Song You Need: Listen to an acoustic indie ballad from a mutant dancehall producer

Song You Need: Listen to an acoustic indie ballad from a mutant dancehall producer

Organ Tapes. Photo by Tom Love


The FADER’s “Songs You Need” are the tracks we can’t stop playing. Check back every day for new music and follow along on our Spotify playlist.

Tim Zha, the London-based experimental artist recording as Organ Tapes, likes to stay immutable. His first album Word Life appeared in 2015, showcasing a left-field approach to dancehall tropes that was both specific to Organ Tapes and reflective of a growing playfulness in the genre (fellow U.K. artists GAIKA, and Palmistry would also used dancehall to create their own unique sounds.) On his two subsequent albums Into One Name and Hunger In Me Living, Zha continued to reimagine pop as something that could exist outside of the ceaseless cacophony of industry – something quieter, more personal, and more strange.

Last Friday, Zha shared the fourth Organ Tapes project 唱着那无人问津的歌谣 / Chang Zhe Na Wu Ren Wen Jin De Ge Yao. Even by Zha’s considerable standards, it’s elusive: Signature Organ Tapes elements like field recordings and Zha’s doleful AutoTune are present throughout the sparsely composed 17 songs, but the new venture into acoustic guitar balladry has resulted in some of the most impactful music Zha has yet released.

“submission” falls into that category.

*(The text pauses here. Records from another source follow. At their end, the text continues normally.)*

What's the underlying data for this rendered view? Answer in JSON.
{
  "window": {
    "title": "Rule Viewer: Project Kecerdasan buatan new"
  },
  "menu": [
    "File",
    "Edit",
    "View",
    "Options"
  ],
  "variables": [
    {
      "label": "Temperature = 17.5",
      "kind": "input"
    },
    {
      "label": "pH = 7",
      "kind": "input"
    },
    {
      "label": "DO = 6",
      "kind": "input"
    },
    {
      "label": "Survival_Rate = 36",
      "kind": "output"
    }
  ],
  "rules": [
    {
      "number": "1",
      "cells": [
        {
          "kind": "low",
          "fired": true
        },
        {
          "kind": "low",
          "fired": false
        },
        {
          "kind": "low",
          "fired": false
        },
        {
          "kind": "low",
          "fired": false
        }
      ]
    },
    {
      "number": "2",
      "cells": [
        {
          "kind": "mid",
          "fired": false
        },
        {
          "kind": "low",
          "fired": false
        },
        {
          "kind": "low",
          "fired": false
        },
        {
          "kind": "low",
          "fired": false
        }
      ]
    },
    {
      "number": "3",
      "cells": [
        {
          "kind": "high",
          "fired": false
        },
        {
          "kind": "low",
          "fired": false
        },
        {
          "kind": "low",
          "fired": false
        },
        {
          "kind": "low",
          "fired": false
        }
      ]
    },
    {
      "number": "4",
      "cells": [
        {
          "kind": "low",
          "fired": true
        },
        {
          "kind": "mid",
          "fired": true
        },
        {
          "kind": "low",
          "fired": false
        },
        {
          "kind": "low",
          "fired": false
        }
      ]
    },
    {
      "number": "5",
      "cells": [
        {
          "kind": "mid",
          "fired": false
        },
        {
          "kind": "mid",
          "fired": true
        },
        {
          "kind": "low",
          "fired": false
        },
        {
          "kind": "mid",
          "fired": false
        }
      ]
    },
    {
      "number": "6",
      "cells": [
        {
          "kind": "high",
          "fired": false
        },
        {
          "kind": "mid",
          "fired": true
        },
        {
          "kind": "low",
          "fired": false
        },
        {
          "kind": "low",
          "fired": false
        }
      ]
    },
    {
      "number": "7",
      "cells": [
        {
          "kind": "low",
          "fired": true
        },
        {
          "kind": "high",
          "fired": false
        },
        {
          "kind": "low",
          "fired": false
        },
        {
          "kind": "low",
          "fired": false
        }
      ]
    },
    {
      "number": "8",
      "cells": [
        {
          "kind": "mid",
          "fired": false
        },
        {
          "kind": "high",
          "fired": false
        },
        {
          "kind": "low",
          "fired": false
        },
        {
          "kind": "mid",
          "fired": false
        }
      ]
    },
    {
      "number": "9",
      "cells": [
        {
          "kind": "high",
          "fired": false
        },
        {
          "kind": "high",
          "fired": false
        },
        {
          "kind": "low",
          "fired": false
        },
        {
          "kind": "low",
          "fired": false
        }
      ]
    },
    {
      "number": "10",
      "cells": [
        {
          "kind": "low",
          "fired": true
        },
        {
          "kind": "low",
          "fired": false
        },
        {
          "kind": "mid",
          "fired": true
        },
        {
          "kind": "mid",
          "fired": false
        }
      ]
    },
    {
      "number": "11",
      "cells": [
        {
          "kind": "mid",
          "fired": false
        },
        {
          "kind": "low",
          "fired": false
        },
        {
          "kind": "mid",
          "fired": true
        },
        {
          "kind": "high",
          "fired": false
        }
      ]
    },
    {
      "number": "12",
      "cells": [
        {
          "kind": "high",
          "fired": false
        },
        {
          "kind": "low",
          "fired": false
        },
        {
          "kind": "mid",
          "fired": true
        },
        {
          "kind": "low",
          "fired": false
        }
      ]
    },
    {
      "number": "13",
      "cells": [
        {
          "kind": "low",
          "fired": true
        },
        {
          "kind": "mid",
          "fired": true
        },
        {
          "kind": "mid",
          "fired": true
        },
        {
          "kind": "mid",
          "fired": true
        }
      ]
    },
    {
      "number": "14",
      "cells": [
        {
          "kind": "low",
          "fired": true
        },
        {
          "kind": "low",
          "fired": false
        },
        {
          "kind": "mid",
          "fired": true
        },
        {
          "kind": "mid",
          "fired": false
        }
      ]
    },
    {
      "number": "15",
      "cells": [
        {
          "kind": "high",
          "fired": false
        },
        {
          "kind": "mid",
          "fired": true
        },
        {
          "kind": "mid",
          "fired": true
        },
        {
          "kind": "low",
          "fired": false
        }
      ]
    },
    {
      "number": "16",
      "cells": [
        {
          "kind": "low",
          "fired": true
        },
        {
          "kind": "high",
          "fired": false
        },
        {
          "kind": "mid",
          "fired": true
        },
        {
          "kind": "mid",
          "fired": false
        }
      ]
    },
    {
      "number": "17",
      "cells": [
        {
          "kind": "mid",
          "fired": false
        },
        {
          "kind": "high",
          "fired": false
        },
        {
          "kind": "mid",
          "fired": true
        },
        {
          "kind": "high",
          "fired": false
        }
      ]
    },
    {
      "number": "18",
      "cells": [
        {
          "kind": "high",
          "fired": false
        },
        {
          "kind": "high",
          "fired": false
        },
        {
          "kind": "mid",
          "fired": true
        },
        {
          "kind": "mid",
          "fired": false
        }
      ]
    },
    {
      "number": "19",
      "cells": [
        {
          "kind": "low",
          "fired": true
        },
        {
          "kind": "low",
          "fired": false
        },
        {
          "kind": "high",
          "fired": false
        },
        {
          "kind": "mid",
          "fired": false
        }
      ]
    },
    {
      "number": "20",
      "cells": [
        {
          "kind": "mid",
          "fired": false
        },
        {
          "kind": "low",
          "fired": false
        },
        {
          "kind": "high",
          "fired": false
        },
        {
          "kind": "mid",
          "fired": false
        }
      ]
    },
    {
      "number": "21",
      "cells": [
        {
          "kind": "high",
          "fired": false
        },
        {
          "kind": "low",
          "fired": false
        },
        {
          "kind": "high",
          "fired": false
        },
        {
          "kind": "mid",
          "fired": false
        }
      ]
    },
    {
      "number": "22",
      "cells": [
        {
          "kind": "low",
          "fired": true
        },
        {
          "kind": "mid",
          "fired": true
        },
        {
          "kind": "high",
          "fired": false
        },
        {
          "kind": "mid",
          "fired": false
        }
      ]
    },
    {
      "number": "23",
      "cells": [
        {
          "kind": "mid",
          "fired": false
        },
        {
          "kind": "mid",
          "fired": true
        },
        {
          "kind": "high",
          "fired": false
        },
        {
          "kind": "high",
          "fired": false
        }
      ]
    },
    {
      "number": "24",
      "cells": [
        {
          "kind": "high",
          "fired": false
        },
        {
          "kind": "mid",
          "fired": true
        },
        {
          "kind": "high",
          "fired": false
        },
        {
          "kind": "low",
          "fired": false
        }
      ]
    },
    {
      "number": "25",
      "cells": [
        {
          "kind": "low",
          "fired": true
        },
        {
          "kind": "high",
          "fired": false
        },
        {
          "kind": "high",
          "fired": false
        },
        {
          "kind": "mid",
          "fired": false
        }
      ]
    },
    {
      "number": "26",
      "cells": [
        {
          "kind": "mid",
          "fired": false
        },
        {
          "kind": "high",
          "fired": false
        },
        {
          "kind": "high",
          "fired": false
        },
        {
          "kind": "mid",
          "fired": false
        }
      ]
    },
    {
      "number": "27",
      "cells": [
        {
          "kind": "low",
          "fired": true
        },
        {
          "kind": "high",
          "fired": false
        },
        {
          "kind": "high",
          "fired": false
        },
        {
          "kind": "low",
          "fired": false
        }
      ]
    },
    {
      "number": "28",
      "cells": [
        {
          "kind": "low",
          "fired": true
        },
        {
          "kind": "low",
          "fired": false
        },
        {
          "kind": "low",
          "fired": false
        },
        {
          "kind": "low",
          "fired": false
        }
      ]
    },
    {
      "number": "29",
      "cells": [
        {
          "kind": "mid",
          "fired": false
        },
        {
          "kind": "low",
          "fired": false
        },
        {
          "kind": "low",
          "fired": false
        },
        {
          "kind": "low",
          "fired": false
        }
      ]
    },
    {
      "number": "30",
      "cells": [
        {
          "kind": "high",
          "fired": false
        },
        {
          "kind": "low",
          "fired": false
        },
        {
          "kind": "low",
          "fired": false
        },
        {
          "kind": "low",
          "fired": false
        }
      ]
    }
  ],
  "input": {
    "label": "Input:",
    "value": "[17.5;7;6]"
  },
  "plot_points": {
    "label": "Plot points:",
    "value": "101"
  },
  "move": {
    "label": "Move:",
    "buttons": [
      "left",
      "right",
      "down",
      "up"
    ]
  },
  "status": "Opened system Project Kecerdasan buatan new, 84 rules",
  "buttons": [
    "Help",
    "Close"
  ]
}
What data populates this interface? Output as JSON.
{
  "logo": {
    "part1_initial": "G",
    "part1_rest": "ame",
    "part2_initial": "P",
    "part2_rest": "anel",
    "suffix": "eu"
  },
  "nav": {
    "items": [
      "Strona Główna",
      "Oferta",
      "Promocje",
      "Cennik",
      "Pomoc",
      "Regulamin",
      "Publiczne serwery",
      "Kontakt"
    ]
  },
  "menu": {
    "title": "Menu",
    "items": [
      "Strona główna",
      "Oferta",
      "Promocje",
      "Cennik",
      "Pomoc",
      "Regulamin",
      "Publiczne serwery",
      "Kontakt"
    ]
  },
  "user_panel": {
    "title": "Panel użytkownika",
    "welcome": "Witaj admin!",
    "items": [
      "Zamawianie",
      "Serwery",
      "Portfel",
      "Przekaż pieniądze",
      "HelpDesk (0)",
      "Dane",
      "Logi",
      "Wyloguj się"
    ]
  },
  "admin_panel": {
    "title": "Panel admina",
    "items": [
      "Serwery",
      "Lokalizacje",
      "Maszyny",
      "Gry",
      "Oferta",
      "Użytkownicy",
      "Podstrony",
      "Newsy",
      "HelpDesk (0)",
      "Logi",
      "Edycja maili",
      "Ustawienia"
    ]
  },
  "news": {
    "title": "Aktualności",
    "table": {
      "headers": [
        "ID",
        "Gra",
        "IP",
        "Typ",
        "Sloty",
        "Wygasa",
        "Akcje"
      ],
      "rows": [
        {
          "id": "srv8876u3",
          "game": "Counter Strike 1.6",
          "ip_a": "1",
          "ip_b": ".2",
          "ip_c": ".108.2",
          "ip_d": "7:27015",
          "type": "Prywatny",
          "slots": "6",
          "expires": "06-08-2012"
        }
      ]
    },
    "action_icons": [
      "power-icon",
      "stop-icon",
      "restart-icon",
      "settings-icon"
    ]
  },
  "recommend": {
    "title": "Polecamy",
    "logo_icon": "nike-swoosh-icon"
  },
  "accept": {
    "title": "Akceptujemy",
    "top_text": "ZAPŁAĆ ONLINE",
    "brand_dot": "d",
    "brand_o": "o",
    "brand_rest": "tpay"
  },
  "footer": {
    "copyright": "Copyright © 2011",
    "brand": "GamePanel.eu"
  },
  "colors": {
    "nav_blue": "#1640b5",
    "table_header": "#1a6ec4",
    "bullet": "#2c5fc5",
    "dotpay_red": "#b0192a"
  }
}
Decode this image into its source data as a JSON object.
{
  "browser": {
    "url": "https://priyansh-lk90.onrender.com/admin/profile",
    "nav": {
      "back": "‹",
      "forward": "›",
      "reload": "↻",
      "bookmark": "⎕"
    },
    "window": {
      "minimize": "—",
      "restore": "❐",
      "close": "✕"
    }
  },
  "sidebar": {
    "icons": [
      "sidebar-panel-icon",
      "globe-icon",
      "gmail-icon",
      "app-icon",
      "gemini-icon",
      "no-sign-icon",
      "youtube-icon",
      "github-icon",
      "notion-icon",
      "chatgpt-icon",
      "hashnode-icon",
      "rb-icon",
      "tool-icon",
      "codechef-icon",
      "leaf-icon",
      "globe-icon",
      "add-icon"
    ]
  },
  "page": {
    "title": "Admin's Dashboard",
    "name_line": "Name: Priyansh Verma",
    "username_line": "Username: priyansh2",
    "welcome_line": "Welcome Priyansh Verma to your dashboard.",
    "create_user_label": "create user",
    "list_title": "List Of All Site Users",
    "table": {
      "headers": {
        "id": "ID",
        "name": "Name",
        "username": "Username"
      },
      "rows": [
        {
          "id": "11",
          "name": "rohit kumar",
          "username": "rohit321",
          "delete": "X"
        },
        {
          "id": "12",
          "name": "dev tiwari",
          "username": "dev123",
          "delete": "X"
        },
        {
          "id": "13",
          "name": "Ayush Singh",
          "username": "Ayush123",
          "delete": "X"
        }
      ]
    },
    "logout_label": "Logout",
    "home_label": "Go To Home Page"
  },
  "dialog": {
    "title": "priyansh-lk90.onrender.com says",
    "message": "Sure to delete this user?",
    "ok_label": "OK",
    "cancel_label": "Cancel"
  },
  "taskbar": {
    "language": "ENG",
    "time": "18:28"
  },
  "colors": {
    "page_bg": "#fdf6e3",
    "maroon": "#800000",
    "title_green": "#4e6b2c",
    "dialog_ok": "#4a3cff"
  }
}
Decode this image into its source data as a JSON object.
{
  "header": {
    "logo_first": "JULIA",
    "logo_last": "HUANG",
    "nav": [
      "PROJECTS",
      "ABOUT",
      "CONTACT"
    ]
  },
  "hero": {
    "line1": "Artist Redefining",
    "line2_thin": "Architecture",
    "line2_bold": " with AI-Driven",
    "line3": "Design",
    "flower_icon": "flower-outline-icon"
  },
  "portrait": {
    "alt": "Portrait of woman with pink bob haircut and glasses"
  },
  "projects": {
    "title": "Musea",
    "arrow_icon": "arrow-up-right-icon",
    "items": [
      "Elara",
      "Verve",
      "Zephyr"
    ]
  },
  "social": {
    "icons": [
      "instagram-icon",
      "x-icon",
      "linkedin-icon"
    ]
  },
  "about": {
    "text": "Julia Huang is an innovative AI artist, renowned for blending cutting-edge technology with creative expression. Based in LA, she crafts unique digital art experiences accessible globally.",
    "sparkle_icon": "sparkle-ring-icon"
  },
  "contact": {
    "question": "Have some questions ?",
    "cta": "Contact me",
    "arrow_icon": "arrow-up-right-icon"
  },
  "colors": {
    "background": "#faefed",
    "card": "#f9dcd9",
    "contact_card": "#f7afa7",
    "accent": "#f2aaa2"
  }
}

One of the most straightforward tracks on the album, it rings early Alex G‘s insularity with the pixellated texture of Zha’s vocals marking the song as his, and helping to brand it into your heart. His lyrics are like transmissions from a half-remembered dream, only occasionally intelligible: “Come to find out / Love is not / What I thought” he sings at the song’s beginning, marking it as an acceptance of defeat on the hook, repeating “Fall into submission” as the layers of guitar buttress the tragedy in his voice. Zha’s music has a joyful shapeless, but its compelling tension is demonstrated in songs like “submission,” where Zha reckons with our natural desire for stability above all else.